    • 38. Analysis• We are looking at relative contrast• Identifying quantitative differences in the density of vegetation• Identifying qualitative differences in vegetation stress & vigour: • How to make this independent of density?• Accounting for minor variations • Making sure things are comparable • Illumination geometry • Methodological blunders
    • 39. Vegetation indices• Mostly simple ratios• Chlorophyll & biomass (R750 - R705) ND705 = (R750 + R705)• Carotenoid / chlorophyll • Photo-chemical Reflectance Index (PRI) PRI ( R531 R570) ( R531 R570) (R800 - R445) • Structure Insensitive Pigment Index (SIPI) SIPI = (R800 + R680) (R680 - R500) PRSI = • Plant Senescance Reflectance Index (PRSI) (R750)
    • 40. Continuum removal• Methodology explored by Kokaly & Clark (1999) and Curran et al (2001)• Used to quantify leaf biochemical properties• Uses diagnostic absorption features • Chlorophyll a+b • Lignin • Cellulose • Proteins • Water
    • 41. Continuum removal Designation Start Centre End Indicates (nm) (nm) (nm) (nm) 470 408 484 518 Chlorophyll a, b. 670 588 672 750 Red edge, stress 1200 1116 1190 1284 Water 1730 1634 1708 1786 Lignin 2100 2006 2188 2196 Nitrogen, starch 2300 2222 2306 2378 Nitrogen, protein, lignin

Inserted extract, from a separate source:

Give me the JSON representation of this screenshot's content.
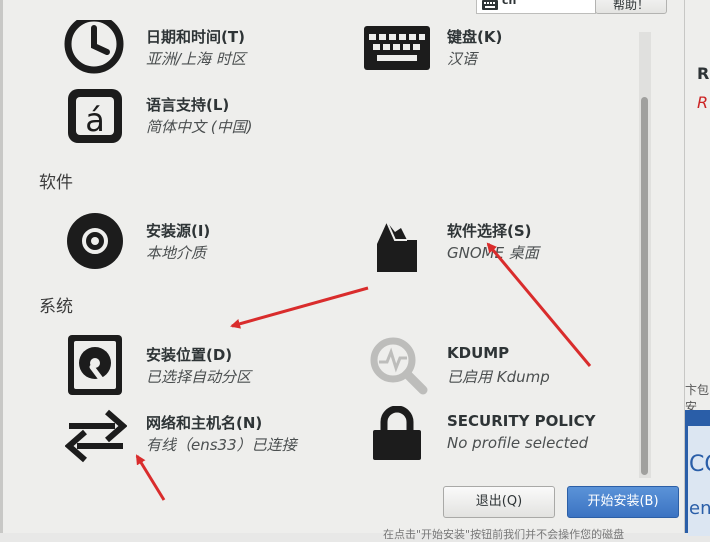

    • 42. Continuum removal• Band Normalised to depth of Centre of absorption feature (BNC) BNC (1 ( R / Ri )) /(1 Rc / Ric ))• Band Normalised to Area of absorption feature (BNA) BNA = (1- (R / Ri )) / A
    • 43. Conclusions• Successful vegetation-mark detection depends on identifying the influence of the archaeological feature on its surroundings.• Hyper-spectral remote sensing enables us to look for specific indications of this influence.• Attempting to use brute force computation to do this potentially leads to many false positives • the spectral responses of archaeological features are not unique • the available data is very large.• To use this data successfully requires a knowledge-led approach.• This means a better understanding of how plants, land management, soil, weather, and the archaeology interact over time. • Data mining of our benchmark data • Help us ----- It’s open-data 
    • 44. Questions